IT’S probably stretching it a tad to suggest the crowds will start flocking back to games given the increased attendances at today’s Munster football semi-finals.
The Limerick-Cork tie at the Gaelic Grounds at 3pm has a 3,500 ceiling the same as Semple Stadium for the encounter between defending champions Tipperary and hot favourites Kerry at 7pm.
Cork received an allocation of some 1,300 tickets for their game and they were distributed to the players and clubs with Limerick taking the remainder on board.
And while 3,500 will be dwarfed in the 40,000 plus capacity ground the prospect of at least having some support in the ground should be a welcome boost for both sides.
It’s become almost the norm now that games are played out in a hushed silence save for players and management voices.
The spattering of a couple of hundred people at the concluding league games was a step in the right direction and the atmosphere in both Limerick and Thurles should certainly be up a number of levels as a result.
And it should also be welcomed by supporters, who could be excused for thinking that live tv broadcasting and streaming of games is the way forward, but it won’t be, not by a long shot.
Nothing compares to attending a game in the flesh no matter what the attractions of the tv remote control, the lap top or tablet.
And, anyway, GAA officials badly need to hear the sound of turnstiles clicking again and much-needed cash pumped into their dwindling bank accounts.

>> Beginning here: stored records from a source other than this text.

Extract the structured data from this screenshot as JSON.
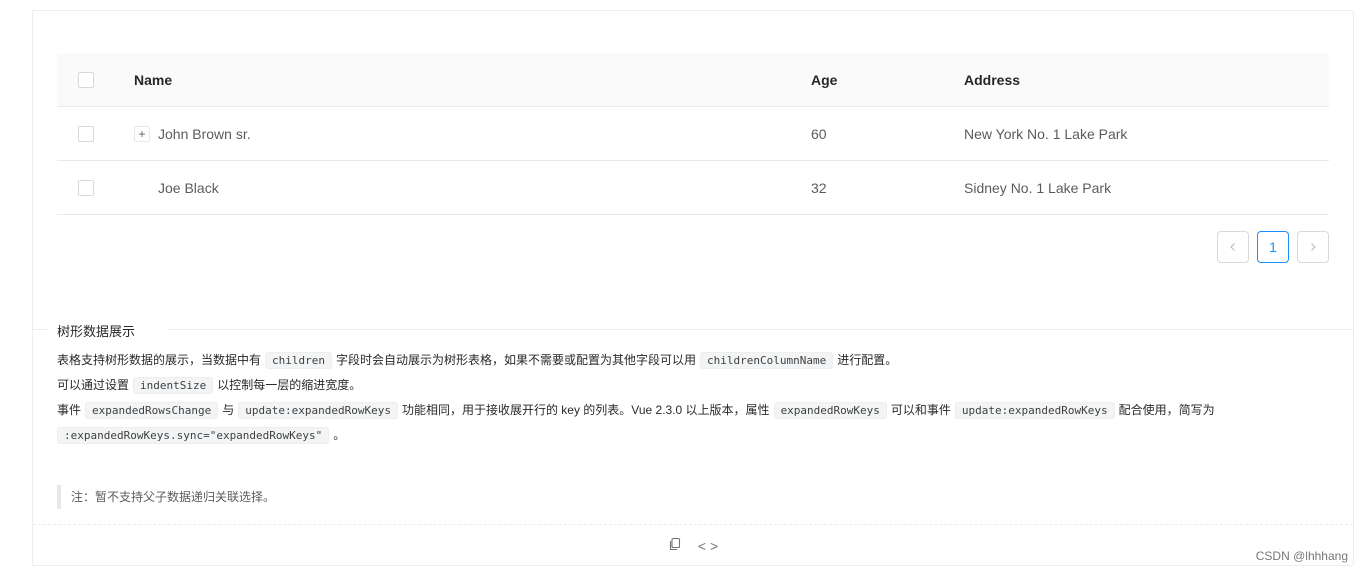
{
  "table": {
    "headers": {
      "name": "Name",
      "age": "Age",
      "address": "Address"
    },
    "rows": [
      {
        "expand": "+",
        "name": "John Brown sr.",
        "age": "60",
        "address": "New York No. 1 Lake Park"
      },
      {
        "name": "Joe Black",
        "age": "32",
        "address": "Sidney No. 1 Lake Park"
      }
    ]
  },
  "pagination": {
    "prev": "<",
    "current": "1",
    "next": ">"
  },
  "description": {
    "title": "树形数据展示",
    "line1": {
      "a": "表格支持树形数据的展示，当数据中有",
      "code1": "children",
      "b": "字段时会自动展示为树形表格，如果不需要或配置为其他字段可以用",
      "code2": "childrenColumnName",
      "c": "进行配置。"
    },
    "line2": {
      "a": "可以通过设置",
      "code1": "indentSize",
      "b": "以控制每一层的缩进宽度。"
    },
    "line3": {
      "a": "事件",
      "code1": "expandedRowsChange",
      "b": "与",
      "code2": "update:expandedRowKeys",
      "c": "功能相同，用于接收展开行的 key 的列表。Vue 2.3.0 以上版本，属性",
      "code3": "expandedRowKeys",
      "d": "可以和事件",
      "code4": "update:expandedRowKeys",
      "e": "配合使用，简写为"
    },
    "line4": {
      "code1": ":expandedRowKeys.sync=\"expandedRowKeys\"",
      "a": "。"
    },
    "note": "注：暂不支持父子数据递归关联选择。"
  },
  "actions": {
    "copy_icon": "copy-icon",
    "code_icon": "code-icon",
    "code_glyph": "< >"
  },
  "watermark": "CSDN @lhhhang",
  "colors": {
    "accent": "#1890ff",
    "border": "#e8e8e8",
    "header_bg": "#fafafa"
  }
}
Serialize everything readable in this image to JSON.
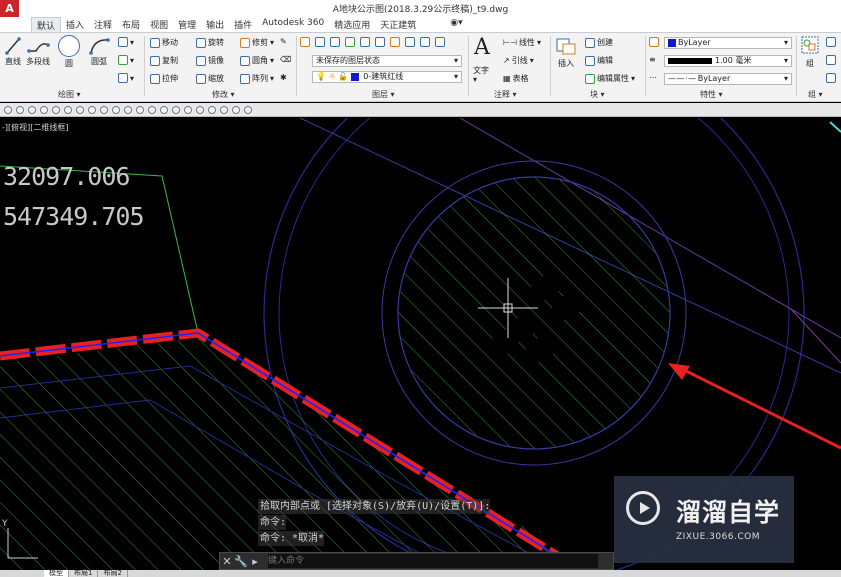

This afternoon’s game is also a Munster championship first for new Cork selectors Bobbie O’Dwyer and John Hayes who are in their maiden season under Ronan McCarthy’s stewardship.
O’Dwyer guided Cork to a memorable 2019 All-Ireland minor title following a thrilling extra-time win over Galway in the final while Hayes won a senior All-Ireland in 2010.
They join coach Cian O’Neill and selector Sean Hayes as part of a management team that spreads out to include all other facets like medical, fitness, strength and conditioning and a myriad of related areas.
“I think what you try to do every year is add to your backroom, just like you try to build your team and add to it,” said McCarthy.
“We’ve had really good people involved over the last number of years, right back to Ciarán O’Sullivan, the late Eamonn Ryan and Gary O’Halloran last year.
“We added to it this year with Bobbie, who has had managerial success himself, and John, who was a top player at inter-county and club level.
“John is a real student of the game and deep thinker about the game. They’ve added to us and what you look at then is the dynamic of the group, which has been very positive."
And McCarthy stressed the point that all on board are not of the same mind and are not like nodding puppies in agreeing with everything the manager says.
“I suppose the key thing is that Bobbie, John, and obviously Seán over the last number of years, are willing to challenge.
“We thrash things out and we discuss them. I’m not going to say it’s no-holds-barred, but it’s open and frank discussion about players, systems, tactics, our setup and everything else.
“That’s the only way you can be successful, by challenging each other.”
Cork go into the game as warm favourites, but McCarthy is not underestimating the threat posed by an in-form Limerick.
“They beat us in the final of the McGrath Cup last year above in the Gaelic Grounds and were well-deserving,” McCarthy said.
“Billy Lee has done a fantastic job with them, like other managers in Munster.
“Colm Collins (Clare) and David Power (Tipperary) have done great jobs with their counties and Limerick are no different.
“We went up there to that game last year and Limerick deservedly won on the night, so we didn’t need their big win over Waterford to know that this is going to be a difficult game for us.”